from pm4py.objects.log.exporter.csv import factory as csv_exporter

csv_exporter.export(log, "outputFile2.csv")

Importing / Exporting logs from Parquet format

Apache Parquet is a columnar format that is very good in storing dataframes. Being columnar, it permits to apply efficient compression techniques and achieve a small sized file even for big logs. Moreover, it is very efficient to load and it permits to retrieve only a particular set of columns.

It is a typized format: each column is stored along its type so no data conversion at load time is needed.
The gains are huge in loading time and memory occupation required in comparison to XESLite log management in ProM6.

Bpic2017 application (events: 1202267; cases: 31509)

Loading time XESLite: 49.9s
Loading time Parquet (all columns): 1.93s
Loading time Parquet (only case ID and activity column): 0.33s

Memory needed XESLite: 1203MB
Memory needed Parquet (all columns): 184MB
Memory needed Parquet (only case ID and activity column): 28MB

Bpic2018 (events: 2514266; cases: 43809)

Loading time XESLite: 39.4s
Loading time Parquet (all columns): 4.88s
Loading time Parquet (only case ID and activity column): 0.43s

Memory needed XESLite: 3219MB
Memory needed Parquet (all columns): 784MB
Memory needed Parquet (only case ID and activity column): 58MB

 

In PM4Py, the importing of a Parquet file leads to a Pandas dataframe as output.

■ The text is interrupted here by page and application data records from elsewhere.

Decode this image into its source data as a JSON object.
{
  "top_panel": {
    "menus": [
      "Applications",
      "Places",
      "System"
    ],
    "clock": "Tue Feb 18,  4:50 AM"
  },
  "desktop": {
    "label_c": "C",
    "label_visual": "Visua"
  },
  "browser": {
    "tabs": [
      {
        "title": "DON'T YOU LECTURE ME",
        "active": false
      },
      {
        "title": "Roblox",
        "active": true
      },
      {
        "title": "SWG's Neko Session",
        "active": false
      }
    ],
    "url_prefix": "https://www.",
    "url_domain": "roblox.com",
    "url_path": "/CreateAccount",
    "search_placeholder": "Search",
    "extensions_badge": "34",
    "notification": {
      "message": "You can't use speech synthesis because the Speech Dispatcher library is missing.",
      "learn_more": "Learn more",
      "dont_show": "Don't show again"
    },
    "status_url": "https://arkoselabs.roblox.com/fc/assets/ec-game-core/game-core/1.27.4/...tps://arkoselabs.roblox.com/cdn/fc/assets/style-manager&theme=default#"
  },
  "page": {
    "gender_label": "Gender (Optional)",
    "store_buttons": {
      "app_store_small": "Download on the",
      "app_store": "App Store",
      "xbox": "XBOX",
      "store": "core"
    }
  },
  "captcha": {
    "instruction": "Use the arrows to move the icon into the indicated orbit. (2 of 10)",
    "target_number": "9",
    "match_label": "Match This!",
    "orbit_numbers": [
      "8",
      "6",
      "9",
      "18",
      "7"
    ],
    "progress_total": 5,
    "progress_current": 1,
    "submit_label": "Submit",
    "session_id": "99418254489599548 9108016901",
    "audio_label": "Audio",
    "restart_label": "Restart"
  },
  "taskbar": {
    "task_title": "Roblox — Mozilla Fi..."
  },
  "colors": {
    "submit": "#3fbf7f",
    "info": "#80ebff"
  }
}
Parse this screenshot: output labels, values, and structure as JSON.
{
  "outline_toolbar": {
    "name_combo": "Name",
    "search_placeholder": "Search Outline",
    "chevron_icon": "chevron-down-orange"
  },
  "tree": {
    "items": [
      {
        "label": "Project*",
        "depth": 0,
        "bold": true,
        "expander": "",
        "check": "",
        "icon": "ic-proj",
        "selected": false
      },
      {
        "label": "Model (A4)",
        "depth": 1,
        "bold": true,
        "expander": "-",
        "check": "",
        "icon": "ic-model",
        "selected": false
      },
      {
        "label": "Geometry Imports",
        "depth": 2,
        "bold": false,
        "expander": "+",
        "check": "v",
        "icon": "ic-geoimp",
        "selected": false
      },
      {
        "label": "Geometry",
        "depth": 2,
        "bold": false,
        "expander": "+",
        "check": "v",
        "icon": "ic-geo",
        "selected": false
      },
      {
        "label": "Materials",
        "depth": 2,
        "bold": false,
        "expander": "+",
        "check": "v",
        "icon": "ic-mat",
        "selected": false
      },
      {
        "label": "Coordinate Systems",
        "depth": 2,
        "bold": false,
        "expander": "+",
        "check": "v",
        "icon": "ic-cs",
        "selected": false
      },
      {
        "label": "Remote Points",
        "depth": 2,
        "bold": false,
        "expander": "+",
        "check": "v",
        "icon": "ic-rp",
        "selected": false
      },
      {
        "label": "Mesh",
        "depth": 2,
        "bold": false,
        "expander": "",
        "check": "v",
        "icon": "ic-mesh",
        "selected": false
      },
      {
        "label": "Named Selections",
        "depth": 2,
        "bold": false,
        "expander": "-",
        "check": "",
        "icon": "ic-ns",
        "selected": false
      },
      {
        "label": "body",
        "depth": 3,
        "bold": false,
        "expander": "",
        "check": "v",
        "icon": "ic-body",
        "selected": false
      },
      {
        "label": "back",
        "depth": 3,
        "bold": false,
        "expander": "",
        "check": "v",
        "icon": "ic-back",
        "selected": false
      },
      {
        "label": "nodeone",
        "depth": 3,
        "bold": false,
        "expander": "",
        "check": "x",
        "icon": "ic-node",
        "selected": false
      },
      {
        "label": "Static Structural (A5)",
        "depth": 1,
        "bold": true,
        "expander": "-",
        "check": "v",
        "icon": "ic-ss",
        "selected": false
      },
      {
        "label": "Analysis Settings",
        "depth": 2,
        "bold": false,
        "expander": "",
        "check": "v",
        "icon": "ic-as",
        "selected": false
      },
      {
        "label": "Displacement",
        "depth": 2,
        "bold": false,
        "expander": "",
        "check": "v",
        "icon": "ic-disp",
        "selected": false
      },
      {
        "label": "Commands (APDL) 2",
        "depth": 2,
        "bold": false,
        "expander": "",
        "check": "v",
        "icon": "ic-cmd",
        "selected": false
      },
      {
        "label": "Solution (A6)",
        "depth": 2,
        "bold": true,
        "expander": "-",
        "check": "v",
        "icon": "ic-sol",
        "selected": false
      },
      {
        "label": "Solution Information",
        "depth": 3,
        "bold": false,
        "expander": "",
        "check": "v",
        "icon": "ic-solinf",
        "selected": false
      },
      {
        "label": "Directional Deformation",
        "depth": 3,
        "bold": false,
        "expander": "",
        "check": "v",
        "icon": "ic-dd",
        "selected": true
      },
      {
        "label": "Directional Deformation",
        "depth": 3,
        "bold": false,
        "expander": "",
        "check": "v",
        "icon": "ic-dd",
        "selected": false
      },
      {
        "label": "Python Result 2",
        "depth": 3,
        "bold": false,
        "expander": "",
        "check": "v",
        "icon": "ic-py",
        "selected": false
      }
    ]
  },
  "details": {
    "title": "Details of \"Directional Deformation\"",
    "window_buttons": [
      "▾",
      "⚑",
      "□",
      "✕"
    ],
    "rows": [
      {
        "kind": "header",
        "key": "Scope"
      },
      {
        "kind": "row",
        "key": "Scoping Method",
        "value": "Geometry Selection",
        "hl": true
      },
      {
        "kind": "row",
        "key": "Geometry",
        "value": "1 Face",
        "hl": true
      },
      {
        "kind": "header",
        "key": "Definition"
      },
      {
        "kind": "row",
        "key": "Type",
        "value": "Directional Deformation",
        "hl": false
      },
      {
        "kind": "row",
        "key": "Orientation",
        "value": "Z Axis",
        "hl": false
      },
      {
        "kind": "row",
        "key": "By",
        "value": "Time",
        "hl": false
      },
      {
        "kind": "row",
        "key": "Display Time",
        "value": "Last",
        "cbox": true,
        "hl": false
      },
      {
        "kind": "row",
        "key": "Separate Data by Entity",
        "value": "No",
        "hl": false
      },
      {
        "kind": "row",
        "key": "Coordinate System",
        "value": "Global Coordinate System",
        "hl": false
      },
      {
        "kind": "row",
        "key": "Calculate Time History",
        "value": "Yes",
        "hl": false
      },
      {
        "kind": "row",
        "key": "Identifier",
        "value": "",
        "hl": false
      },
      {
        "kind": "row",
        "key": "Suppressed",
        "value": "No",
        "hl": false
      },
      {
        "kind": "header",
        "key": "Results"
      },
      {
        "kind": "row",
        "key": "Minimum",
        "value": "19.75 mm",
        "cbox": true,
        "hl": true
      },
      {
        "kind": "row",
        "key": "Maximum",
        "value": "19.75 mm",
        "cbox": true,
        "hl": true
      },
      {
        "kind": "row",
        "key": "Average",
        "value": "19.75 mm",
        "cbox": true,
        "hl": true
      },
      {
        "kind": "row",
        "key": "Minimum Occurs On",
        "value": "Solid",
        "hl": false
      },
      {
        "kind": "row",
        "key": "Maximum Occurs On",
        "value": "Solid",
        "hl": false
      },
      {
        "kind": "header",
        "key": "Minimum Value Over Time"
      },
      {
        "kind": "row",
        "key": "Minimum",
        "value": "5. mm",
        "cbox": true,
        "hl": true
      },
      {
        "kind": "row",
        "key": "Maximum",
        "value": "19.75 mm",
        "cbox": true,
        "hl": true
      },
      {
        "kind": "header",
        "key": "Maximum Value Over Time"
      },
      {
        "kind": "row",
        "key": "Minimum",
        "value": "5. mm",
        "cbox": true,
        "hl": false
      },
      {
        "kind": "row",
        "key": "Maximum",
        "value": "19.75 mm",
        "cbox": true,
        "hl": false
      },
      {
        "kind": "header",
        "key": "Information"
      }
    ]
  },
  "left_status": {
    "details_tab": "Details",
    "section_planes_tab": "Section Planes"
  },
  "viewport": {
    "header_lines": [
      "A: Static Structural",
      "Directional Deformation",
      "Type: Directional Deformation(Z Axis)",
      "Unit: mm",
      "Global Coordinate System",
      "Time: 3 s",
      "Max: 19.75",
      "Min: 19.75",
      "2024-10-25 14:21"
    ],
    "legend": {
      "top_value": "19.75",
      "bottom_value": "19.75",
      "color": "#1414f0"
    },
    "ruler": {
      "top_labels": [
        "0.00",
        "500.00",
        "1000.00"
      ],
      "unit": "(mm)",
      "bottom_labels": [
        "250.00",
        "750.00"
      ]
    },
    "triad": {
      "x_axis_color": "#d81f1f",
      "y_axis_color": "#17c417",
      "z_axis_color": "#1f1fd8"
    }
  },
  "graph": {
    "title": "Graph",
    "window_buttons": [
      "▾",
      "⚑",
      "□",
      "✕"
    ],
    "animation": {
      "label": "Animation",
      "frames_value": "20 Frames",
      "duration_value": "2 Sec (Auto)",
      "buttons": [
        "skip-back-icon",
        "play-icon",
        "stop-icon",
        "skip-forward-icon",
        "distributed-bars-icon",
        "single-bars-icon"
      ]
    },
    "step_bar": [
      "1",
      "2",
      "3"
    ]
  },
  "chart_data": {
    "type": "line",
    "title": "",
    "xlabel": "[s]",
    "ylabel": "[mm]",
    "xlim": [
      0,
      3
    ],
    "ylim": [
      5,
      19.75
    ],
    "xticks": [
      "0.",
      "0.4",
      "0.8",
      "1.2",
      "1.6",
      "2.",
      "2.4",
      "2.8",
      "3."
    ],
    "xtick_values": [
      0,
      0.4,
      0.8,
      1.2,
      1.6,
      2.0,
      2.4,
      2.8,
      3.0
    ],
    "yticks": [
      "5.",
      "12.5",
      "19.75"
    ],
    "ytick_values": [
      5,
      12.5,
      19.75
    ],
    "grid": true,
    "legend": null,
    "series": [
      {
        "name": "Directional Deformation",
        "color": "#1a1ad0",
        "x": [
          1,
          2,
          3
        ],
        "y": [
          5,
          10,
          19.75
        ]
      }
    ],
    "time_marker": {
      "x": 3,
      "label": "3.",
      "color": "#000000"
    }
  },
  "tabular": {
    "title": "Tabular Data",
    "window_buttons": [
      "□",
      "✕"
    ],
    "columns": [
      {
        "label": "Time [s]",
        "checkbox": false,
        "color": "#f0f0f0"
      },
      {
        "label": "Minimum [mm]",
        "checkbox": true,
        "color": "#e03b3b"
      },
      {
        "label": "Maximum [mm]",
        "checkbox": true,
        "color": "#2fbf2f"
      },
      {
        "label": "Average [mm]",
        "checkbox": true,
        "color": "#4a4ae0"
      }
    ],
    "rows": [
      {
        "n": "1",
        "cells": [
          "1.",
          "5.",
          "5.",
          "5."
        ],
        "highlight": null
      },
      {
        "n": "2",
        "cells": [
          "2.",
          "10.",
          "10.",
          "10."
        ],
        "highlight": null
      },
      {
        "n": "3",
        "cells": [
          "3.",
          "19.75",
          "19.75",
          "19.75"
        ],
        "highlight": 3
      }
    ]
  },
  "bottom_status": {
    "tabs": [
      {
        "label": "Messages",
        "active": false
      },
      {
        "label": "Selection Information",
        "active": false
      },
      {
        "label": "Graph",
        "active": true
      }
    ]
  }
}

Any log object in PM4Py (through automatic conversion to Pandas dataframe) could be then stored in a Parquet file.

To import a Parquet log with all its columns, the following instructions could be used:

import os
from pm4py.objects.log.importer.parquet import factory as parquet_importer

log_path = os.path.join("tests", "input_data", "running-example.parquet")
dataframe = parquet_importer.apply(log_path)

To import a Parquet log with only a set of columns, the following instructions could be used:

dataframe = parquet_importer.apply(log_path, parameters={"columns": ["case:concept:name", "concept:name"]})

To see an example about exporting, we could import a log in XES format:

from pm4py.objects.log.importer.xes import factory as xes_importer

log_path = os.path.join("tests", "input_data", "running-example.xes")
log = xes_importer.apply(log_path)

To export a log into Parquet format, the following instructions could be used:

from pm4py.objects.log.exporter.parquet import factory as parquet_exporter

parquet_exporter.apply(log, "running-example.parquet")

Sorting by timestamp

If an event log or a stream is not sorted accordingly to the timestamp of its events, then it is possible to sort the log using the following instructions:

from pm4py.objects.log.util import sorting
log = sorting.sort_timestamp(log)

In the case of event logs, events are simply sorted from the first (according to the timestamp) to the last.

In the case of logs, traces are first internally sorted by the timestamp of their events, and then they are sorted accordingly to the timestamp of the first event.

Sorting by lambda expression

If the sorting operation shall instead be done by using lambda expressions, then it is possible to use the method sorting.sort_lambda providing the regular expression as second argument, and the direction of sort (if reverse=False, then the sort is ascending; if reverse=True, then the sort is descending). The following example sorts the log by sorting on the case ID.

from pm4py.objects.log.util import sorting

sorted_log = sorting.sort_lambda(log, lambda x: x.attributes["concept:name"], reverse=False)

Sampling

This operation, that works for logs objects, consists of taking only a small subset of traces, with the hope they reflect the overall behavior of the process.

This is particularly useful if the log size is huge.

The following code is useful to keep only 50 traces of the log:

from pm4py.objects.log.util import sampling
sampled_log = sampling.sample(log, n=50)

.